Thesis (S.M. in Transportation)--Massachusetts Institute of Technology, Department of Civil and Environmental Engineering, 2013.Cataloged from PDF version of thesis.Includes bibliographical references (pages 175-177).
DepartmentMassachusetts Institute of Technology. Department of Civil and Environmental Engineering.; Massachusetts Institute of Technology.
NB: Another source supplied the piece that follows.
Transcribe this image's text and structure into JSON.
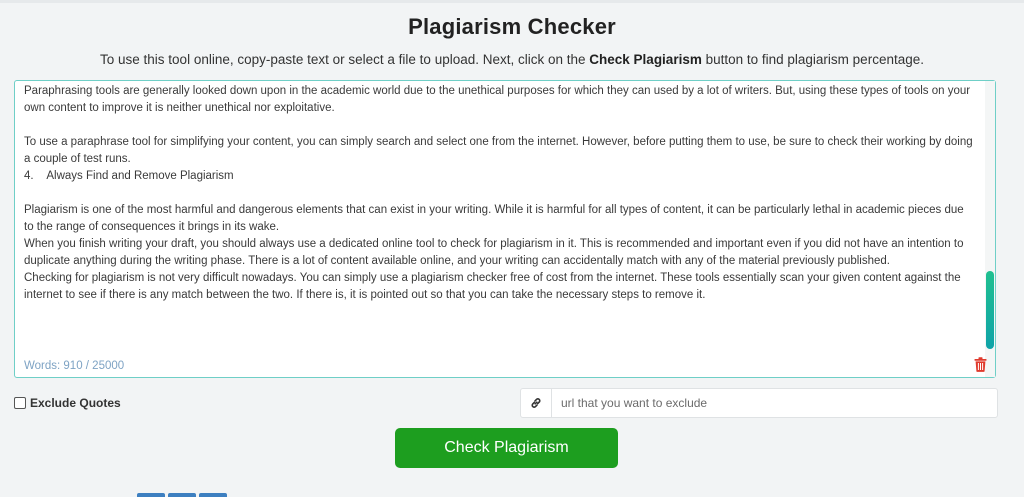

Department of Civil and Environmental Engineering
Massachusetts Institute of Technology
Civil and Environmental Engineering.